> **Required action**:
Pull every line with "meta" from the data.

> **The data**:
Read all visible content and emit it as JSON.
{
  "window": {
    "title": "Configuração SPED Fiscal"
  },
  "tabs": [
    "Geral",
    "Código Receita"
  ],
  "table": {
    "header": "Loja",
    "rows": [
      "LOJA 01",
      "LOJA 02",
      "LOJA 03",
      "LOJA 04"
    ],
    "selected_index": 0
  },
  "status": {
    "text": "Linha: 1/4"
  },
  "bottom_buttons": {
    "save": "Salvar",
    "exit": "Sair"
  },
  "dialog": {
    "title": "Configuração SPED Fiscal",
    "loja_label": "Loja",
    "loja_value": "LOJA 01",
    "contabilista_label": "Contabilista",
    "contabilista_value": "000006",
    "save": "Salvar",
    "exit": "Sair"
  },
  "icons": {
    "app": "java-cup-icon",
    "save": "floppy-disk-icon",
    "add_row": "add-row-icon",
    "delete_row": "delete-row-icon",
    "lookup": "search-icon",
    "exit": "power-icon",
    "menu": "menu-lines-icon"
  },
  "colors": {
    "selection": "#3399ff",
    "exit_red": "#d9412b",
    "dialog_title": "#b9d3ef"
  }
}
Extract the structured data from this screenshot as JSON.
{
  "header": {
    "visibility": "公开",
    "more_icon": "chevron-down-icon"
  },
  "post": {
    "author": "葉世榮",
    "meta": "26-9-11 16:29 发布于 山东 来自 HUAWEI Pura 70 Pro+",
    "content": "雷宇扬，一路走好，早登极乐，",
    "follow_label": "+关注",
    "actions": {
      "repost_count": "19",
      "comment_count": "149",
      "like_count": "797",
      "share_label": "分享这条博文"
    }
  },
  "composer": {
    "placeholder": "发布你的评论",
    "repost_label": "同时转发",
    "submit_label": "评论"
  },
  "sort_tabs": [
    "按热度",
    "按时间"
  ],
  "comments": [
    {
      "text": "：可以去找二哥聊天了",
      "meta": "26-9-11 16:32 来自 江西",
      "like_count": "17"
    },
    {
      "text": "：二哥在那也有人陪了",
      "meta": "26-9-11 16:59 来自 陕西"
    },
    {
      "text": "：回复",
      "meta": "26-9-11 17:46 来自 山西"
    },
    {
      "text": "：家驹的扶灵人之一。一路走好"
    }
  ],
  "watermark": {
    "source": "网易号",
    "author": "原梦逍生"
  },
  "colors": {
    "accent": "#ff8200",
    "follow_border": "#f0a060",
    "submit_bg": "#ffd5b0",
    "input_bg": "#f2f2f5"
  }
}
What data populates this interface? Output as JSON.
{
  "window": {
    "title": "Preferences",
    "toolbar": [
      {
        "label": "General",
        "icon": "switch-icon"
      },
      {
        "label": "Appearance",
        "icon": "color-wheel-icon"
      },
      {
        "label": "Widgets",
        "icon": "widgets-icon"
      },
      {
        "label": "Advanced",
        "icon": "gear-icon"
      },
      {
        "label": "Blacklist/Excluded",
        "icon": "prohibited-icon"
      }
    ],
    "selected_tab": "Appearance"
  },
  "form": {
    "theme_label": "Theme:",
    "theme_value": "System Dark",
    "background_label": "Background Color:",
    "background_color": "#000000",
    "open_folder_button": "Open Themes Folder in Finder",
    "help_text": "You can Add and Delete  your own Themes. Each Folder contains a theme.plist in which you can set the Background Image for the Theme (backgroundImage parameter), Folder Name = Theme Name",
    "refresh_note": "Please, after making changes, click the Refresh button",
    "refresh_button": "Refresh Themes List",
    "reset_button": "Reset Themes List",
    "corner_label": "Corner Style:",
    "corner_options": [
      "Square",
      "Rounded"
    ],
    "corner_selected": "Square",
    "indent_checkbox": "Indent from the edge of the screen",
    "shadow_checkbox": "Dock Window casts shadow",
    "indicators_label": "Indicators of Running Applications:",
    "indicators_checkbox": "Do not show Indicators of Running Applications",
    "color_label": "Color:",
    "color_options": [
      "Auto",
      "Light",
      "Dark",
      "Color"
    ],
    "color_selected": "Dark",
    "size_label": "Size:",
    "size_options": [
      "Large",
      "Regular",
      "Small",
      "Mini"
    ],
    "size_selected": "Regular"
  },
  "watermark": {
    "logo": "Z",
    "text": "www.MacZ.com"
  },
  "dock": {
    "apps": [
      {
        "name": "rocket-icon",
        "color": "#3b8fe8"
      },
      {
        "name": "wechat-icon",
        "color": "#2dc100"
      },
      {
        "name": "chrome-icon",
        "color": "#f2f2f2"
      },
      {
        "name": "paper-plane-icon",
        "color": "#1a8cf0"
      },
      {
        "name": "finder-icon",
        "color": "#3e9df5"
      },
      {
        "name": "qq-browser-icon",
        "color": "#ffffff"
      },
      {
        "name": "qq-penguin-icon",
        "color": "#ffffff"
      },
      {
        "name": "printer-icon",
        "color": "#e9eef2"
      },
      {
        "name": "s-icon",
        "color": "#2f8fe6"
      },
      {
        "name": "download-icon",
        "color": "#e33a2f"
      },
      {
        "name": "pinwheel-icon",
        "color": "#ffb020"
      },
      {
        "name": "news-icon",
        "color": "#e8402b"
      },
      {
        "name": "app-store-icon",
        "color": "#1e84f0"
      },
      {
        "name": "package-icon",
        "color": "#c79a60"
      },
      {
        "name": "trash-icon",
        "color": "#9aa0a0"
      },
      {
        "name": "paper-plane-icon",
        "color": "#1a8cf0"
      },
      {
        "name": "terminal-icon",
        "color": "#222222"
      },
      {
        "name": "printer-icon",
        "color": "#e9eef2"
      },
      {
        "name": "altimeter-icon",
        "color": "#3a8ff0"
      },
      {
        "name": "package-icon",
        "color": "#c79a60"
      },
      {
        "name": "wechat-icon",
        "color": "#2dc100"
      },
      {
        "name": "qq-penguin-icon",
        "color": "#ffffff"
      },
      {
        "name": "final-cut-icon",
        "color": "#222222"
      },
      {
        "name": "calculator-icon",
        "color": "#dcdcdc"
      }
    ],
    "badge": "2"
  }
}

> **Result**:
    "meta": "26-9-11 16:29 发布于 山东 来自 HUAWEI Pura 70 Pro+",
      "meta": "26-9-11 16:32 来自 江西",
      "meta": "26-9-11 16:59 来自 陕西"
      "meta": "26-9-11 17:46 来自 山西"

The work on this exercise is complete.